Here I am back in Singapore – sans Linda this time – to watch the Singapore 7s Rugby tournament. I’ve dropped over for the weekend to see how the Singaporeans “show us and show the world how we do it in Singapore”. This is the city/country where the standard deviation for public bus transport times is eight seconds, so it’s a safe bet they do it well.
It’s a warm day here, not unlike every other day in Singapore. It could rain later because it’s quite humid and sticky. But, there’s an obvious question in the air, and I’m not the only one asking it. What are they doing playing strenuous contact sports on the equator, I hear you ask, incredulously. The answer, dear readers, is the stadium is air-conditioned(!)
There’s a roof over almost all of the stadium and cool jets of air circulate in and around the seating (and presumably on and near the playing surface, too). The stadium is very new and very impressive. The ‘natural’ green of the football pitch looks a bit incongruous: that and the small window on the sky at one end are the only concessions to the natural world.
Sport is big business.
Rugby 7s is obviously big business these days.
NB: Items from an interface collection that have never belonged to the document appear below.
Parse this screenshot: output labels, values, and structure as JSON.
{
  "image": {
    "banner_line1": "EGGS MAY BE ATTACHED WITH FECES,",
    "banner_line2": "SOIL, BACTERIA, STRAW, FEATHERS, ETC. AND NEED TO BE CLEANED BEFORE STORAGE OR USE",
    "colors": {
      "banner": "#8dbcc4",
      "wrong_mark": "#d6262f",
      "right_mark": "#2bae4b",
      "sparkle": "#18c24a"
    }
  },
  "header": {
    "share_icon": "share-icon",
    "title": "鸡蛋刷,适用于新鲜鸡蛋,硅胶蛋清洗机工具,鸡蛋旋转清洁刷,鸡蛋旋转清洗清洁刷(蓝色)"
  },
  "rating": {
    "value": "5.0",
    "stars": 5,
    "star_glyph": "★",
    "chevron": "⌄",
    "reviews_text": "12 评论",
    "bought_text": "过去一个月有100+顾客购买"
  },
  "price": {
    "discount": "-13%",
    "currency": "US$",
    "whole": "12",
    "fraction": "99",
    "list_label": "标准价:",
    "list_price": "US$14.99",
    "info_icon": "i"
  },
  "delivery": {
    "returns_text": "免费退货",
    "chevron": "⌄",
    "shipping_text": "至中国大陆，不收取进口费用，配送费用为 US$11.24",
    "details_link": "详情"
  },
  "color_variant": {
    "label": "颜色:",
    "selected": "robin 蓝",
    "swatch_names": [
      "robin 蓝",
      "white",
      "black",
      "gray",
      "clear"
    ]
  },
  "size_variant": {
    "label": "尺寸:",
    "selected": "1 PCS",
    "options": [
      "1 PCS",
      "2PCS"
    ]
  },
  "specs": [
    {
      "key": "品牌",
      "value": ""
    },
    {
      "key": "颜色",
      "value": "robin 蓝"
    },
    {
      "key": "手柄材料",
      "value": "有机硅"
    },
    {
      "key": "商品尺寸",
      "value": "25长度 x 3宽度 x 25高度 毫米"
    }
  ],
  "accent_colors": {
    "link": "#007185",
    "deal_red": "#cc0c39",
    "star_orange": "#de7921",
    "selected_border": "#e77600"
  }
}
It is completely inorganic and devoid of grassroots elements (forgive the unintentional pun there). The ground announcer’s inanities (trained at the same school as the 20/20 cricket announcers, I’d say), the raucous music and the constant Kiss cam opportunities are sufficient to spoil the experience somewhat for aficionados (and curmudgeons like me, too).
Of course, this is another upgrade to the bread and circuses charade which pervades the modern world. This represents yet another circus diversion: an opportunity for lots of the faithful to dress up, unfurl national flags and drink lots of alcohol. “I said to Norm, . . . You can have a drink at home,” said Edna Everage. Here in Singapore, at the stadium, there’s a live band, blokes in tribal regalia and excited music to render conversation impossible.
Perhaps the highlight of the weekend for me was the match between two women’s teams: Thailand national women’s team and Singapore. They are real goers, these Asian women. (The occasion reminded me of Australian girls forcibly participating in games in PE or sport, often stepping out of the way rather than having a go. Alongside them, the Asian girls were participating at full throttle, sometimes wondering what was wrong with their native-born friends.)
Anyway, Singapore has excelled again. But air-conditioned sporting stadia? Is this why the world is short of energy? What priorities do these represent? Anyway, it’s another warm day in Singapore.
Cai Cien from Singapore